Excerpts from an interface dataset
# # #
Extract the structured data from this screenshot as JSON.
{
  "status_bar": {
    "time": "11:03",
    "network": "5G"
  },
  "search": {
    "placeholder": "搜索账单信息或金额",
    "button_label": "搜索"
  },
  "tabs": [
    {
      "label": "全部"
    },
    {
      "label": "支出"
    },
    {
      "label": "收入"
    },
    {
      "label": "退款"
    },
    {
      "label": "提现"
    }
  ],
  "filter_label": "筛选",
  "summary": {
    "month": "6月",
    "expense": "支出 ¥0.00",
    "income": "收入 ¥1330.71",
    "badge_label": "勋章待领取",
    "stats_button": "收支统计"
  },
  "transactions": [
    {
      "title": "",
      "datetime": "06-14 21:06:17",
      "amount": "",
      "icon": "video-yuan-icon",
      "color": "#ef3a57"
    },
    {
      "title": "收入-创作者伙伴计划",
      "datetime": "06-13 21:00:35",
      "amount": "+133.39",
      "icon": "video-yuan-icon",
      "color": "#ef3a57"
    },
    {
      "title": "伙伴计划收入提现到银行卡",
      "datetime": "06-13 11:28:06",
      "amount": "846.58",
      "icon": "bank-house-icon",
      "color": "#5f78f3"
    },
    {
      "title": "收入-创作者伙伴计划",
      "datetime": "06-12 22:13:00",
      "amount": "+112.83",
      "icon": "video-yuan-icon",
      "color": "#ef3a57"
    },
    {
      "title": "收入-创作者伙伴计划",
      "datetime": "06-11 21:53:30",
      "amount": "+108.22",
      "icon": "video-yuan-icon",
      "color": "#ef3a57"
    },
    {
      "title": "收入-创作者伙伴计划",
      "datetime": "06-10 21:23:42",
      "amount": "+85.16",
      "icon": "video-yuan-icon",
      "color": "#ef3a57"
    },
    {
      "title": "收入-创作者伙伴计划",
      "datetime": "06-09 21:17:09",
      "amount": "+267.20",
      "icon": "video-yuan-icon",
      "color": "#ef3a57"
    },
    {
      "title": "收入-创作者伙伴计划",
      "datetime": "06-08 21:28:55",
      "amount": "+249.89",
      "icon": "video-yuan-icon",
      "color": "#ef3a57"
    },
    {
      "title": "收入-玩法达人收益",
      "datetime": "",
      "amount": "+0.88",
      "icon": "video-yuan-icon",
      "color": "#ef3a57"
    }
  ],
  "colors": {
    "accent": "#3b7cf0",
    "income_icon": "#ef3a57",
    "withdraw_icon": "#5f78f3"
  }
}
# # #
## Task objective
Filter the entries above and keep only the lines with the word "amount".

## Solution below
      "amount": "",
      "amount": "+133.39",
      "amount": "846.58",
      "amount": "+112.83",
      "amount": "+108.22",
      "amount": "+85.16",
      "amount": "+267.20",
      "amount": "+249.89",
      "amount": "+0.88",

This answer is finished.